WHAT YOU WILL DO -> Your output is one number, the count of lines in the listing below that hold the word "JSON".

BEGIN INFORMATION GIVEN

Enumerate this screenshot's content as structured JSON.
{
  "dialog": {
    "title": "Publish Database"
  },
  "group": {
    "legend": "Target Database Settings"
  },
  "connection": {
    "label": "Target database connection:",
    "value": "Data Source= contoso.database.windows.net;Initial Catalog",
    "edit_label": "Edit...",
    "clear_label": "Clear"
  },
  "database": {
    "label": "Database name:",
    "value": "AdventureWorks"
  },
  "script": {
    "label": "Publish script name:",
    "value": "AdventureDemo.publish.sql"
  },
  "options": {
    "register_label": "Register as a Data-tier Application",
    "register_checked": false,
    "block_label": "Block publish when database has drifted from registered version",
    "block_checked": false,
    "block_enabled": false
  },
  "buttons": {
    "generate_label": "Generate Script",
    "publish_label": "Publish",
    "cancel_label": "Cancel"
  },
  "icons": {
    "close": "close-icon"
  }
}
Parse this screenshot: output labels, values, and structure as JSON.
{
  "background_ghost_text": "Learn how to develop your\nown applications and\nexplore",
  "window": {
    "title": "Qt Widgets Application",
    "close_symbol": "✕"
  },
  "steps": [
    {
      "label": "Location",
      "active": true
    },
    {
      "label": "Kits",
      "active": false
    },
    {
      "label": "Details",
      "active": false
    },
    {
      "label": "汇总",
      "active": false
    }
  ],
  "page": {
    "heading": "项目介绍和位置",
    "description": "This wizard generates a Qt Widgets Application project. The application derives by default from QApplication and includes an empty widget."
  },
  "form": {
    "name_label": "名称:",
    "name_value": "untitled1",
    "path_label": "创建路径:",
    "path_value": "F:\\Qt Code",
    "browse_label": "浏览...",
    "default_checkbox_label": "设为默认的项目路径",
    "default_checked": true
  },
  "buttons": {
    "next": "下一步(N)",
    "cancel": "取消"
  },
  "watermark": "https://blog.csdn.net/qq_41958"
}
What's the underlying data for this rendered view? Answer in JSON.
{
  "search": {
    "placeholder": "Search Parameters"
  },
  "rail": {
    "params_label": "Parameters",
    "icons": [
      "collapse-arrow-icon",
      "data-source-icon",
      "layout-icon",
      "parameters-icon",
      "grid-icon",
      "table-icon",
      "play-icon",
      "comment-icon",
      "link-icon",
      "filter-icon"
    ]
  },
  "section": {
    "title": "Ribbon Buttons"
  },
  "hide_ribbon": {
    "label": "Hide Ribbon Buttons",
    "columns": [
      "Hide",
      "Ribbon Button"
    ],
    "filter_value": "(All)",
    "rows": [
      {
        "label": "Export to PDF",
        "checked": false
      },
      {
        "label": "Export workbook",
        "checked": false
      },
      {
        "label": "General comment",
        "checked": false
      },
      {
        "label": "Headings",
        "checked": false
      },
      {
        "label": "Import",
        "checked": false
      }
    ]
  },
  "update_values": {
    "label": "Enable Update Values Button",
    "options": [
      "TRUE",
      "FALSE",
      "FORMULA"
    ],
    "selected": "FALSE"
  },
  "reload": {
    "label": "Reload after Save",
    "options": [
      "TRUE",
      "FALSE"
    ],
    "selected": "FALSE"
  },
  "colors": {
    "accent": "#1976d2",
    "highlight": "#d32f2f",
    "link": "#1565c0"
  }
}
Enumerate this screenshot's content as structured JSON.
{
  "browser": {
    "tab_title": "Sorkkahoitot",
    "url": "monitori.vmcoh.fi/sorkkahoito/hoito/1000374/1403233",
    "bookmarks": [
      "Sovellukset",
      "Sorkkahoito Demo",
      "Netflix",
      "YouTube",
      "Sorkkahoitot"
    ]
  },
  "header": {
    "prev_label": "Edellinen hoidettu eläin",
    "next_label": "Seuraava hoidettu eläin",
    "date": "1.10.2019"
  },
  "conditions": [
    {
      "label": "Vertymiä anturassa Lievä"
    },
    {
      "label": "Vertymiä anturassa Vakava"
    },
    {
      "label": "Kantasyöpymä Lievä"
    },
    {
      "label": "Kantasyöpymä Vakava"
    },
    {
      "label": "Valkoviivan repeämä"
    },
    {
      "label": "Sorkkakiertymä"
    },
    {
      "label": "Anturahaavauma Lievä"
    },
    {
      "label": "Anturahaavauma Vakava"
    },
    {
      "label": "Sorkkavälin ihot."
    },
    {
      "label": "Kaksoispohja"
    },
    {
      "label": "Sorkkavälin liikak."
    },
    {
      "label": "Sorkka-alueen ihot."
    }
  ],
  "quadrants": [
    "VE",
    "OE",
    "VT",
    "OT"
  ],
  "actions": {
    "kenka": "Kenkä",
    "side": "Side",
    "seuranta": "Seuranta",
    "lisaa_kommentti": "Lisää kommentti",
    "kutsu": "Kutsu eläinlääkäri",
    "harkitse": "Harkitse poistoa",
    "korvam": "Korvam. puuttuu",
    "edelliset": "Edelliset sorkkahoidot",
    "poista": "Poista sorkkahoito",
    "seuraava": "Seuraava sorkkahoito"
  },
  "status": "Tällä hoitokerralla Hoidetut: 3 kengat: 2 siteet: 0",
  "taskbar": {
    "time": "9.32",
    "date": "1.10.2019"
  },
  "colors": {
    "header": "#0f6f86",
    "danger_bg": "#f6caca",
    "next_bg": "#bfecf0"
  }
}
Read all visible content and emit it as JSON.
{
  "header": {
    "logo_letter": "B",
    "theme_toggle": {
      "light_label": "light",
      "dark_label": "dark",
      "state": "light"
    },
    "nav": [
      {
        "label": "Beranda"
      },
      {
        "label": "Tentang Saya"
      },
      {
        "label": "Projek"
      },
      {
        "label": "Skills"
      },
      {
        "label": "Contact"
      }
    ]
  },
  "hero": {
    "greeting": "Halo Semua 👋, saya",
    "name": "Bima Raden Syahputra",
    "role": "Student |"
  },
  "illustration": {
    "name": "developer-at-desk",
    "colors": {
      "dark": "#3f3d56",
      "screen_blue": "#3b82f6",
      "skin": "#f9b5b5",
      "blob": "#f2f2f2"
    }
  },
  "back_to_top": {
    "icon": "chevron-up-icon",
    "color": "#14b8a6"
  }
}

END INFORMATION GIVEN

RESULT OF THE EXERCISE -> 5